The gabba’ei tzedakah have made arrangements with building supply stores like Gator Plumbing Supply, Community Lighting, and Lakewood Building Supply to receive the materials from them at deeply discounted prices. Upon accepting the opportunity, the contractor that is helping out will pick up the supplies from the respective supplier and perform the repair on his own dime, saving the family from having to pay for prohibitively expensive repairs.

A profession of chessed

When asked about his plans for the future, Pinny Braun looks thoughtful. “We’re always looking to do more events that will be helpful. We have something very specific planned, something we think will be really beneficial for the community, but we can’t reveal too much right now.”

He is quick to point out that this isn’t the only way that contractors are eager to help out. “I haven’t seen another profession so steeped in chessed. Look around any construction site and you’ll see Hatzolah jackets, Chaveirim jackets. The reality is that much of the chessed done by the community is accomplished by those in construction.”

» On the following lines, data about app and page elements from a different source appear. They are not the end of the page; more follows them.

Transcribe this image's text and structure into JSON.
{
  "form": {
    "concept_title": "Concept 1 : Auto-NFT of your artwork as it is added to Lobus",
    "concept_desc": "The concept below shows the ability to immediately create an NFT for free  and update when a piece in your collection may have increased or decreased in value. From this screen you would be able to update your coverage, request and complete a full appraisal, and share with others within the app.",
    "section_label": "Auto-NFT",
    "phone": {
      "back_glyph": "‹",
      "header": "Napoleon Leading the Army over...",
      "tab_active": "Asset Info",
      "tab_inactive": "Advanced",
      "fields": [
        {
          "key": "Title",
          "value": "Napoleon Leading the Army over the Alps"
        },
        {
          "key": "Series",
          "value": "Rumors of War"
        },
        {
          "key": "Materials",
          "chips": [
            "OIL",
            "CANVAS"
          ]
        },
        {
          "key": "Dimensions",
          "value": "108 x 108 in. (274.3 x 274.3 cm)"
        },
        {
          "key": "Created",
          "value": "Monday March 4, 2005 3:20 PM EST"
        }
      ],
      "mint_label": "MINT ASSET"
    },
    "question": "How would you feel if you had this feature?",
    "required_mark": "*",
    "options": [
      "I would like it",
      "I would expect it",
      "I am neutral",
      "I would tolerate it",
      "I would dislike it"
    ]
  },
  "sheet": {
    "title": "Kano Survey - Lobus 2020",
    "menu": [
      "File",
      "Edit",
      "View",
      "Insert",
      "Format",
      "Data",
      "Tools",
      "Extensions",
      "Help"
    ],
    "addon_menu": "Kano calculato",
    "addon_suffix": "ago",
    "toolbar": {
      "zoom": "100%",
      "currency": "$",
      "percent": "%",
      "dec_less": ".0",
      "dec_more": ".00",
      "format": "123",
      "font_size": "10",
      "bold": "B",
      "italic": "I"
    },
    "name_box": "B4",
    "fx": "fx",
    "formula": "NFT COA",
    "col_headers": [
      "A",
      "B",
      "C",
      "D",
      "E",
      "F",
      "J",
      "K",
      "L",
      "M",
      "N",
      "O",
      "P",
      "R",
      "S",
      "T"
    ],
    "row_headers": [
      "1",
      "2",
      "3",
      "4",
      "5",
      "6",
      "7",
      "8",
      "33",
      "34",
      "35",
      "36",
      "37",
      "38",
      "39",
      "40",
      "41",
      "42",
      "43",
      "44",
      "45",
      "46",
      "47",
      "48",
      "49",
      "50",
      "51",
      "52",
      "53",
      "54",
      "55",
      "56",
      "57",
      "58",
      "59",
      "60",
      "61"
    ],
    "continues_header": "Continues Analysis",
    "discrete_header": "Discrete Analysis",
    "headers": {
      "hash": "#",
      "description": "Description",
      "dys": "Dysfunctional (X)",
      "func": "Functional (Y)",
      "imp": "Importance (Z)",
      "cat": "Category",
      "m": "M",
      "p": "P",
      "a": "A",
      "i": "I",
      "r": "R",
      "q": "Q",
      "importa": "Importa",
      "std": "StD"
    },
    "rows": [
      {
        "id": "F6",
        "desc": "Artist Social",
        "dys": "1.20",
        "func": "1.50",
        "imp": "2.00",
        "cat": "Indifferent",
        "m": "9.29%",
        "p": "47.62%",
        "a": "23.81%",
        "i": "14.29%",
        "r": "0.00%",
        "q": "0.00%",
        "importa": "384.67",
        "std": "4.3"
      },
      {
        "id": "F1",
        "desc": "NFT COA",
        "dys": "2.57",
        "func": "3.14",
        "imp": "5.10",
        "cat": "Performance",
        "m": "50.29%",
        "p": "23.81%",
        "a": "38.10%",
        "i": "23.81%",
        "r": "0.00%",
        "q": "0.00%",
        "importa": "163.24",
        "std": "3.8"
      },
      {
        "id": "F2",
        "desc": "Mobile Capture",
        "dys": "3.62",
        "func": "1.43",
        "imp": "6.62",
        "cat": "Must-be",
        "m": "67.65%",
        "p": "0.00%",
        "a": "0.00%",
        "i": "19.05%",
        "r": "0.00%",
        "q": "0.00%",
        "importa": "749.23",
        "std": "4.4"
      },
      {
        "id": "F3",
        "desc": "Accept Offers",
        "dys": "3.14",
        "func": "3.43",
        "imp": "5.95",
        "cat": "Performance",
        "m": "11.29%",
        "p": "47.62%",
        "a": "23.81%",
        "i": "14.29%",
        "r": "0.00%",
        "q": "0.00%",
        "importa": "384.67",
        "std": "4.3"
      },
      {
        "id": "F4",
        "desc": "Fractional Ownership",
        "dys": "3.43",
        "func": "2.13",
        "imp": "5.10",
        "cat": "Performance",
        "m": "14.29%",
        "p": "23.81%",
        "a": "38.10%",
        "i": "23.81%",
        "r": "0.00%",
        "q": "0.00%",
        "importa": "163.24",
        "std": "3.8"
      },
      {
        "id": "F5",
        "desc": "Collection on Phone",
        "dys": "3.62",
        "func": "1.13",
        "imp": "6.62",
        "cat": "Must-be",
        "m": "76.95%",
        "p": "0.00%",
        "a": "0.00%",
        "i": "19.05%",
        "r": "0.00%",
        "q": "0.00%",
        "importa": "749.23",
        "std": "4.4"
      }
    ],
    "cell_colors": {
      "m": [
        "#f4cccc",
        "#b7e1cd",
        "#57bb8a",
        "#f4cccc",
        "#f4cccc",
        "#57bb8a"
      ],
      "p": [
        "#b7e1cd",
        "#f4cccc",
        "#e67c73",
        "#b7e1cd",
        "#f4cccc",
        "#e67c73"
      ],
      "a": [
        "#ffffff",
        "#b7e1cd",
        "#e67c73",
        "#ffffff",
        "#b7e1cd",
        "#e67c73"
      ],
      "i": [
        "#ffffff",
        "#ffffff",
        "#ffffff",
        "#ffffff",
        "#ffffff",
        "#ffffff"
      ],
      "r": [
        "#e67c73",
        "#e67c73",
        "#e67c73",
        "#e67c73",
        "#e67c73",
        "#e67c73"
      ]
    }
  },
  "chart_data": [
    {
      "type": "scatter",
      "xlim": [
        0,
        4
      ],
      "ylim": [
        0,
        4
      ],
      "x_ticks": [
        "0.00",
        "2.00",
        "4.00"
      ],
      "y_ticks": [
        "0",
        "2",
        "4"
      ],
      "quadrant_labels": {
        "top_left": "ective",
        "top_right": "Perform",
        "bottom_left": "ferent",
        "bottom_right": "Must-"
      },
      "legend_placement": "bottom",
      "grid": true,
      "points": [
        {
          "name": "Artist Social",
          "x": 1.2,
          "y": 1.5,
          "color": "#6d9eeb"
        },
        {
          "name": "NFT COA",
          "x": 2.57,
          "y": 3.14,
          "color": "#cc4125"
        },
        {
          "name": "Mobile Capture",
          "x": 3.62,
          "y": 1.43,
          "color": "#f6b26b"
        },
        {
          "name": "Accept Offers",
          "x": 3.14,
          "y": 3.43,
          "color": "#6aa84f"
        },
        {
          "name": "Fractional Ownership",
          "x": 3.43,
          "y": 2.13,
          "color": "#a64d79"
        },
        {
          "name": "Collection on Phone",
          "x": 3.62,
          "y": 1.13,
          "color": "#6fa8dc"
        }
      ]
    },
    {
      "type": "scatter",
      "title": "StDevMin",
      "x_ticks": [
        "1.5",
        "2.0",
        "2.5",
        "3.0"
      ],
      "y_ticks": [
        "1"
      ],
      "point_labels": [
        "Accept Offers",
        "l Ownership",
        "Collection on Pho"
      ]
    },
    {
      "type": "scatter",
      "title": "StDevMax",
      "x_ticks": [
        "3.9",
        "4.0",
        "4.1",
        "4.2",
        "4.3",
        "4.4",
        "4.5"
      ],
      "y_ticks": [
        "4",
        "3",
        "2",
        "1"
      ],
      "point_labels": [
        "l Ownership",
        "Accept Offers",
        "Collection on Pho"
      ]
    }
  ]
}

I can only guess why. It takes a certain type of guts, a willingness to buckle down and do what needs to be done, to go into construction, and it’s that same nature that lends itself to the type of chessed that isn’t glamorous but is simple and effective.

These contractors have nailed it.


Tips from the pros

“Small changes add up. You just want to add a few outlets, and it’s a few dollars each, but it makes a big difference in the end.” —Pinny Braun

“Every choice is a balance between quality/design, and cost. There’s no such thing as getting the best for the cheapest.” —Eliyahu Langer

“Make sure you have a signed contract and that you read it and understand everything you signed up for.” —Aaron Hirsch

“Advance planning (design, layout…) saves a lot of time, money, and frustration.” —Moshe Jacobs

“Don’t be afraid to ask questions; there is usually a good reason for it.” — Moshe Eigner

“Small additions add up faster than you can imagine. The changes don’t stand independently; it’s yesterday’s change plus today’s change. Each individual change may be in your budget, but if you’re not very cautious, before you know it you will be over your budget. I have seen time and time again that the final cost of the job has skyrocketed.” —Yaakov Groner

“Work with a designer, sure. But make sure they work with your budget to get the result you want. For an indecisive customer, it’s the greatest thing.” —Dovid Gottlieb